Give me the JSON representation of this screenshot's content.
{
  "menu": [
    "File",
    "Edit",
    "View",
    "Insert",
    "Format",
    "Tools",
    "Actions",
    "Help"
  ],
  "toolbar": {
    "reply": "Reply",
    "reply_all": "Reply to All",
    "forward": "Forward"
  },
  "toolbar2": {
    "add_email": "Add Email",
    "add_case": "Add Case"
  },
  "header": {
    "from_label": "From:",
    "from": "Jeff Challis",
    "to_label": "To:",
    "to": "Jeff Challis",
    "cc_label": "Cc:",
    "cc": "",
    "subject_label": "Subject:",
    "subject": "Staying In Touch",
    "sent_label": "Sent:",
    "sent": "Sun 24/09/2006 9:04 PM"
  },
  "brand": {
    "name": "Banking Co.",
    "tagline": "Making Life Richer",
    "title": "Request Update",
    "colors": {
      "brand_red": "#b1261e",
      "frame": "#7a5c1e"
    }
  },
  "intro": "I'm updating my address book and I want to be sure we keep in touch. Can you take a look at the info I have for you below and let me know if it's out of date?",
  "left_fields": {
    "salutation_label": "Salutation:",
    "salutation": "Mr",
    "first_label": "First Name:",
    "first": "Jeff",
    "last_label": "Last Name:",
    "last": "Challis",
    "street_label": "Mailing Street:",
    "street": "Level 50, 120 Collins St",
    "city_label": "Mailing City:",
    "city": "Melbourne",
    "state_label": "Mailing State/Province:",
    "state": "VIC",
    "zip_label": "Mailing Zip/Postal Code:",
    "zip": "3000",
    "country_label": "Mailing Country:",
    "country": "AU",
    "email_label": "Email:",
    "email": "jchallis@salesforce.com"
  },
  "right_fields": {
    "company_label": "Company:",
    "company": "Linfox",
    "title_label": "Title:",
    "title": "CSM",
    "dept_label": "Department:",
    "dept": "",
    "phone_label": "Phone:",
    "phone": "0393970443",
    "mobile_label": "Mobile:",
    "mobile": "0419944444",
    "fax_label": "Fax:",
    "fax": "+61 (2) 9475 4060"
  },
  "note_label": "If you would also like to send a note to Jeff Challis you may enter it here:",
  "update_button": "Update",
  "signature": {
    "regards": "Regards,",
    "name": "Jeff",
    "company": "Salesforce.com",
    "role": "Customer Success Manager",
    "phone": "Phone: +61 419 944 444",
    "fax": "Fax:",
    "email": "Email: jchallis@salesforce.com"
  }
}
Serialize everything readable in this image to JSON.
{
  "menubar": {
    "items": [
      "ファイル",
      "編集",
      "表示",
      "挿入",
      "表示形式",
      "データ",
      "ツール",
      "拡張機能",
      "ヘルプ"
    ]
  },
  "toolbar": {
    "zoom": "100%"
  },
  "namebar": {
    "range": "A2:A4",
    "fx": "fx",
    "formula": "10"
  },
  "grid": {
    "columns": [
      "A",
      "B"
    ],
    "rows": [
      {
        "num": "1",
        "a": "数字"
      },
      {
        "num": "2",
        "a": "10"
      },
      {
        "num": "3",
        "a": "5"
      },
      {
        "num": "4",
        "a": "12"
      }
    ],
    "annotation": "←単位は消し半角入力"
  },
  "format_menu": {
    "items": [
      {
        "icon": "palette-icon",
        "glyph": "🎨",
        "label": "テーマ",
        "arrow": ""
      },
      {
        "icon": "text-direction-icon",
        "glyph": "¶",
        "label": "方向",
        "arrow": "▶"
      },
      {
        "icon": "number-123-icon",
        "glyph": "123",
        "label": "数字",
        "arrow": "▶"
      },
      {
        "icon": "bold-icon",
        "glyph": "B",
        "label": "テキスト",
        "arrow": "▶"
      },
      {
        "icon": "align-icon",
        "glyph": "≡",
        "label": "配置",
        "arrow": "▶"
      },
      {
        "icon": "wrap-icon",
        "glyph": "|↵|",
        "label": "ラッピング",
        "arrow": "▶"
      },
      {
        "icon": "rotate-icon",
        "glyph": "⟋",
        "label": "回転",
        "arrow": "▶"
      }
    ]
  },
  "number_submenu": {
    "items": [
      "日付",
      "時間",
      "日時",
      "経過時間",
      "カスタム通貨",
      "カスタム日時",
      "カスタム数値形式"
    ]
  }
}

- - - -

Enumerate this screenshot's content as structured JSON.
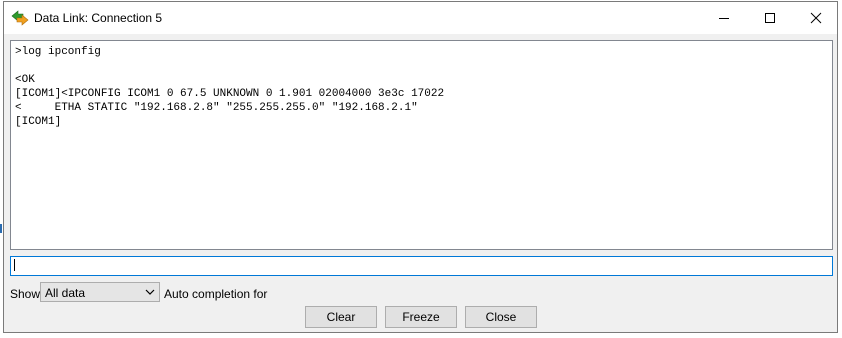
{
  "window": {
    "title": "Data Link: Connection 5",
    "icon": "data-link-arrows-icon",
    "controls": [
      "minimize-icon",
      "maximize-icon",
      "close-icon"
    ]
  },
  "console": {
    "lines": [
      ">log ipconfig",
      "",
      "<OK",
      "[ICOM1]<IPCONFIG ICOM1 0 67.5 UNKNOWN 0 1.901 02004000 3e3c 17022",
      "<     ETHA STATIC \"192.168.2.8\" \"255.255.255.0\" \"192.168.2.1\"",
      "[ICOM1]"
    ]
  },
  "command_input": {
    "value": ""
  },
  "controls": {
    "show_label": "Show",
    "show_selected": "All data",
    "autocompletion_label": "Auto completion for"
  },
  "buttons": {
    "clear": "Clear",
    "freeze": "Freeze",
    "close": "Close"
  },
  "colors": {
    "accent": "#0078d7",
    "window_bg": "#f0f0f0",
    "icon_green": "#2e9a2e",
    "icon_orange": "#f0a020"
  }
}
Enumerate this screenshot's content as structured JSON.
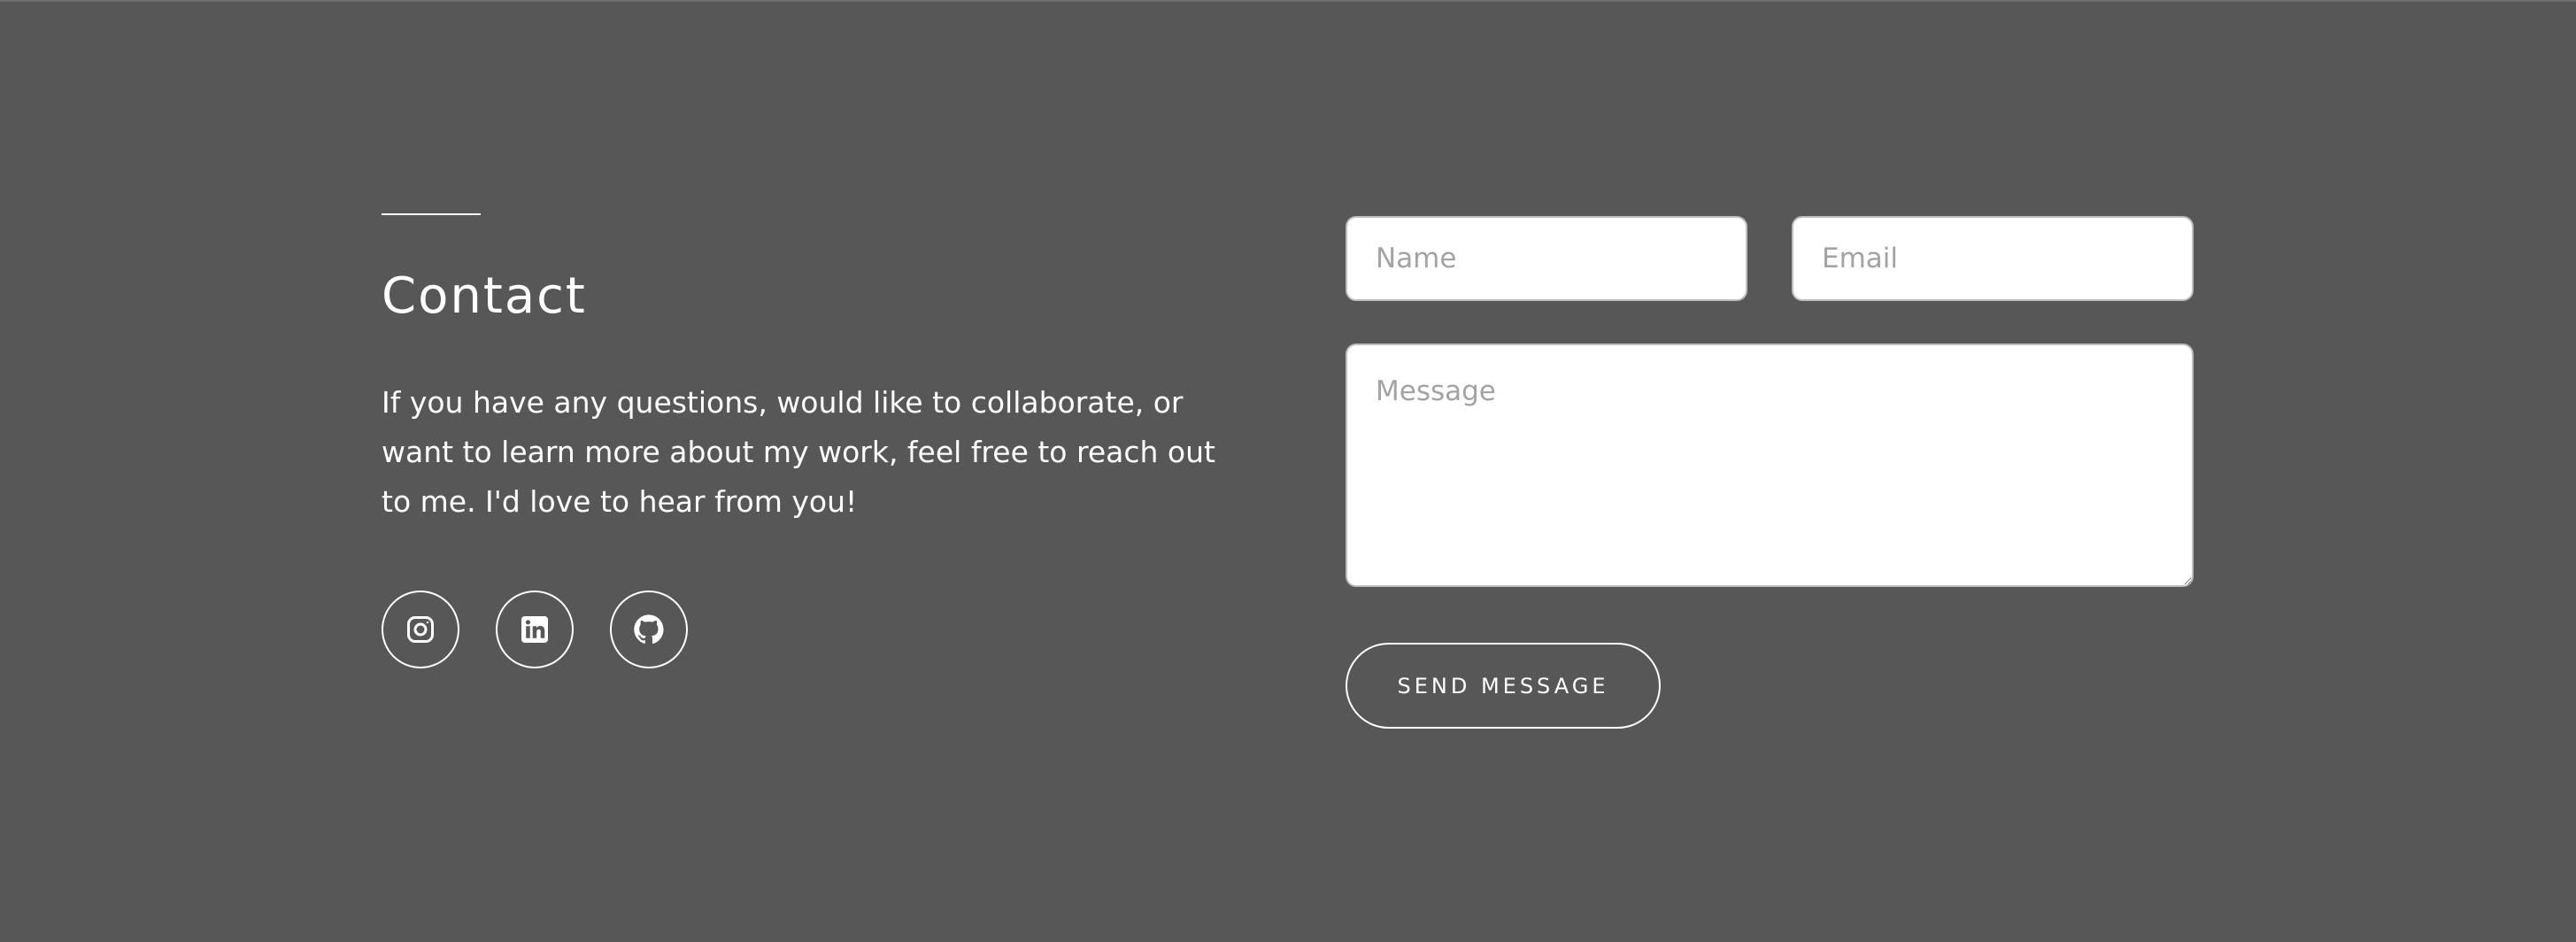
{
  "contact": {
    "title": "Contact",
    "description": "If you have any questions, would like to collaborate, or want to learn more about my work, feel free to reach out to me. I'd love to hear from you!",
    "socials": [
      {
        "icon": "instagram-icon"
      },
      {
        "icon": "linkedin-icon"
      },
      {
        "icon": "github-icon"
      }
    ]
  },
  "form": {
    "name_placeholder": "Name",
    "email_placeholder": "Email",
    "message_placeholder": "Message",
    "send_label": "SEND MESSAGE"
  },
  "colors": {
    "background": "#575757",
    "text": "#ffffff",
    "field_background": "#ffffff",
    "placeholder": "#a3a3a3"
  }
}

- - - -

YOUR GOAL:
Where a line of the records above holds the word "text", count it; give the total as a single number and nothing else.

OUTPUT OF THE EXERCISE:
2